TASK TO COMPLETE
Go through the entries below and tally the lines holding "true"; please reply with the number only.

PROVIDED RECORDS

===============

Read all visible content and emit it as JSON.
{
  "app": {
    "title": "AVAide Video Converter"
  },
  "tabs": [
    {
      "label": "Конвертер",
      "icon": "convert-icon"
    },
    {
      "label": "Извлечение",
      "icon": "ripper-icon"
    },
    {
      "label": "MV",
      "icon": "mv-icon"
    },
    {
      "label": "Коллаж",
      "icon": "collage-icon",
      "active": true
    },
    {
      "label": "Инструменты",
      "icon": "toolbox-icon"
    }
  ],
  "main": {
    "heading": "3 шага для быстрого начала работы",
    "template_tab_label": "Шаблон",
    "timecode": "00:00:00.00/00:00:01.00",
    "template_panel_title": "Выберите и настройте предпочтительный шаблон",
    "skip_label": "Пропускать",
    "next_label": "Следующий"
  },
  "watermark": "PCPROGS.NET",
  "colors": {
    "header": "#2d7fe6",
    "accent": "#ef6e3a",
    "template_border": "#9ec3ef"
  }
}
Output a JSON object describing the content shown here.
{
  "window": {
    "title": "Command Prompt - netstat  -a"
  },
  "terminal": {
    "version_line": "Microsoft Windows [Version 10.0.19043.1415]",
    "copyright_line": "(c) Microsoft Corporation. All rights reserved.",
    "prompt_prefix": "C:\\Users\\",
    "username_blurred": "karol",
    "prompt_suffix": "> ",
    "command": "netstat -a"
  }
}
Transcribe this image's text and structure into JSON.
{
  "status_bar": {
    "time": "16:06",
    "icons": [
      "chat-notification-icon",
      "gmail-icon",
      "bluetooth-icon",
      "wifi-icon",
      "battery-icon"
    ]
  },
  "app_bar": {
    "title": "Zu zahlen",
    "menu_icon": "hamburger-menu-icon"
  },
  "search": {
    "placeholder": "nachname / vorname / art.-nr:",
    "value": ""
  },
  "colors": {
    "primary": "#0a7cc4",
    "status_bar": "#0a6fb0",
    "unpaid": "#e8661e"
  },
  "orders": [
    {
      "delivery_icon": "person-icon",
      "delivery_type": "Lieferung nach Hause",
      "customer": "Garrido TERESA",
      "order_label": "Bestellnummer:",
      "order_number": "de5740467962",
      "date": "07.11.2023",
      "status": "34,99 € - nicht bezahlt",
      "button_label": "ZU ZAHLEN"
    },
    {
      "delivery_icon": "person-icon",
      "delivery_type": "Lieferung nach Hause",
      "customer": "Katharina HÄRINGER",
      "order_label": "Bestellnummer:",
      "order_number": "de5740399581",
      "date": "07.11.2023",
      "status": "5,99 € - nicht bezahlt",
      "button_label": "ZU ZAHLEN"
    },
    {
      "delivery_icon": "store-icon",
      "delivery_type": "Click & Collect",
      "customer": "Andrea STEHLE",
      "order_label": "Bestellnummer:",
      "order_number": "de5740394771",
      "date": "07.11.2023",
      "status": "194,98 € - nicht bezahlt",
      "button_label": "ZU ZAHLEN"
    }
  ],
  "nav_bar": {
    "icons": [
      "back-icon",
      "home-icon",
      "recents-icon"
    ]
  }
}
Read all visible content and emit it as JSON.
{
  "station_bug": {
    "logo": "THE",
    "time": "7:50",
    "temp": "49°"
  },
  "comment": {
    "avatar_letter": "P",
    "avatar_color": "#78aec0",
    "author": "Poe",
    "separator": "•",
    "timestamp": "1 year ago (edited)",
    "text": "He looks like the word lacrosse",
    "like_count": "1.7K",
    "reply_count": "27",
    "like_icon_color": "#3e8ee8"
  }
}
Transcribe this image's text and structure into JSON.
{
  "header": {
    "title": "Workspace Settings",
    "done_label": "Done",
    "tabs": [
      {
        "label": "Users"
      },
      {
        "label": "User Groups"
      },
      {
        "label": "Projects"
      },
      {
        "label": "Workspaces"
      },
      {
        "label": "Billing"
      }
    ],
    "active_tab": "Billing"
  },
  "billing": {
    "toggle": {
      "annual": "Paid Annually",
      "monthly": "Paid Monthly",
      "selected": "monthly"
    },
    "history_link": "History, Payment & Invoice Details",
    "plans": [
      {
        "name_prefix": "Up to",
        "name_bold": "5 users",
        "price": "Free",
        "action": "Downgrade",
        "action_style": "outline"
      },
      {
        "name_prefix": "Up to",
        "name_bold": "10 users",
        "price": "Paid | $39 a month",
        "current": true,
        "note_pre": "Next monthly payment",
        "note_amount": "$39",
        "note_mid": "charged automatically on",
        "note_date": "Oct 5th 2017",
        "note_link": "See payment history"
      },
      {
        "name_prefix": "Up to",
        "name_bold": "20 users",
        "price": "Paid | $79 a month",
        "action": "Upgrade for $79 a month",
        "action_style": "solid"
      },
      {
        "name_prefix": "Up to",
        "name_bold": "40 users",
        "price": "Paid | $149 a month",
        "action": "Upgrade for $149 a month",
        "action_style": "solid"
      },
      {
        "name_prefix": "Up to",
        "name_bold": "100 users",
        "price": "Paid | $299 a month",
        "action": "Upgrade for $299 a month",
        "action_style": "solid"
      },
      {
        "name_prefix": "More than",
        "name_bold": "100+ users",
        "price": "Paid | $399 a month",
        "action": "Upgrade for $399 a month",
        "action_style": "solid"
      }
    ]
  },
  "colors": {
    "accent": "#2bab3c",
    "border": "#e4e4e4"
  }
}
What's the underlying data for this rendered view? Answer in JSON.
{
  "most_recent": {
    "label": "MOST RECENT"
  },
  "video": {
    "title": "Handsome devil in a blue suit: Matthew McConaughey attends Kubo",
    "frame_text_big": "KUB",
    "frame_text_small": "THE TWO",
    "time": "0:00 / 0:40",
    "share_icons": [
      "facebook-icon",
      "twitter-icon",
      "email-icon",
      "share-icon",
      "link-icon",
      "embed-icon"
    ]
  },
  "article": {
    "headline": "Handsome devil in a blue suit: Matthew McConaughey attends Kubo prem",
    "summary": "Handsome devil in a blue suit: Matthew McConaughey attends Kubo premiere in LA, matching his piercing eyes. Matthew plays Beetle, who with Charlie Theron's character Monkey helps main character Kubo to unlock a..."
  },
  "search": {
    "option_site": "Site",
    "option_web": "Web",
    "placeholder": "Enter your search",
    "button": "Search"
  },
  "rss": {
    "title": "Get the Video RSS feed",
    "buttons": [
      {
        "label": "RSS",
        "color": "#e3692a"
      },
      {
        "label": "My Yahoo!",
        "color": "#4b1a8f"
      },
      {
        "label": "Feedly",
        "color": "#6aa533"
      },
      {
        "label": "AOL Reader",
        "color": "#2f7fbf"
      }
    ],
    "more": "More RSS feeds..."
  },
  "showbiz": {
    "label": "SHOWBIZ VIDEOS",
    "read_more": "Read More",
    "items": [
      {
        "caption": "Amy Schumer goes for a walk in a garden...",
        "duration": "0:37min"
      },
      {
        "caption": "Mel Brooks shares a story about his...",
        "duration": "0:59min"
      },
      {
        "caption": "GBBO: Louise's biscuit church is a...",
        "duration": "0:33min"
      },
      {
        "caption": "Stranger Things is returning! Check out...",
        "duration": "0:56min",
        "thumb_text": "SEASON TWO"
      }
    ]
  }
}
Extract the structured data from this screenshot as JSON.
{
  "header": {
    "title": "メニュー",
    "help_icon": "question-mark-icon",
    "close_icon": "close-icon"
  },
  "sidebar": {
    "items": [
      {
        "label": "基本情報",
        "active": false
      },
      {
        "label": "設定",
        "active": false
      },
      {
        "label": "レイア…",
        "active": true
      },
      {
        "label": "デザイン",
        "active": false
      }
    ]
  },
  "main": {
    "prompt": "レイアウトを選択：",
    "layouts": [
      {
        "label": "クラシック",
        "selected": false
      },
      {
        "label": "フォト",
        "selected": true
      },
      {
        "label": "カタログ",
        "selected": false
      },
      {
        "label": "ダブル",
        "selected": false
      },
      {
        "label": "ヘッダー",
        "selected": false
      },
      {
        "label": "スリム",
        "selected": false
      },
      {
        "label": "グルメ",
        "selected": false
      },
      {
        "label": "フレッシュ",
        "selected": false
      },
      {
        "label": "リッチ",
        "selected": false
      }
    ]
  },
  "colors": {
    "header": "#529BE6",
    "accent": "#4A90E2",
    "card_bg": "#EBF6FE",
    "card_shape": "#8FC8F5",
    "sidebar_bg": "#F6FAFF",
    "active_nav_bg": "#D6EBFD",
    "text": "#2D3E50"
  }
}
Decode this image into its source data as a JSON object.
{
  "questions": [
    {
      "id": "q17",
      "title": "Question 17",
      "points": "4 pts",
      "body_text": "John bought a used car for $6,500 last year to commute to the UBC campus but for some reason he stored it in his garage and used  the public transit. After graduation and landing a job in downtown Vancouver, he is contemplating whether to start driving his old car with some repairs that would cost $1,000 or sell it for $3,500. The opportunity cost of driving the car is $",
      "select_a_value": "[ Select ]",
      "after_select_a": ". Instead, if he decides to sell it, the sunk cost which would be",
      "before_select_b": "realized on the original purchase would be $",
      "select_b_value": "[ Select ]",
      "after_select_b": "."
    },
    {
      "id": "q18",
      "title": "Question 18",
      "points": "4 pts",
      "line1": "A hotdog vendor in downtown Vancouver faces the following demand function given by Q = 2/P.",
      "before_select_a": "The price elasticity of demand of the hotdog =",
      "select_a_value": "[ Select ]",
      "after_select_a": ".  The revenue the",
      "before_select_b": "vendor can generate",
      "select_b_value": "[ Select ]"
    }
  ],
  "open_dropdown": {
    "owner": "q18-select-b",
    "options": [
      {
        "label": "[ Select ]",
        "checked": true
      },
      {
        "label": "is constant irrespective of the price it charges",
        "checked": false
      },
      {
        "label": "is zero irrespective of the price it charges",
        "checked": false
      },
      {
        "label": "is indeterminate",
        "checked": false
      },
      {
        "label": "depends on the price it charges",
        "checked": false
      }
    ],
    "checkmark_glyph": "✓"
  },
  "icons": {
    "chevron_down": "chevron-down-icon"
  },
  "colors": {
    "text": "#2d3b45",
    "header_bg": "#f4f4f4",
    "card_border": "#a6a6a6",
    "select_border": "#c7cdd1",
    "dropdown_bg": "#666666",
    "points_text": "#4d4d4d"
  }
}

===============

ANSWER FOR THIS EXERCISE
5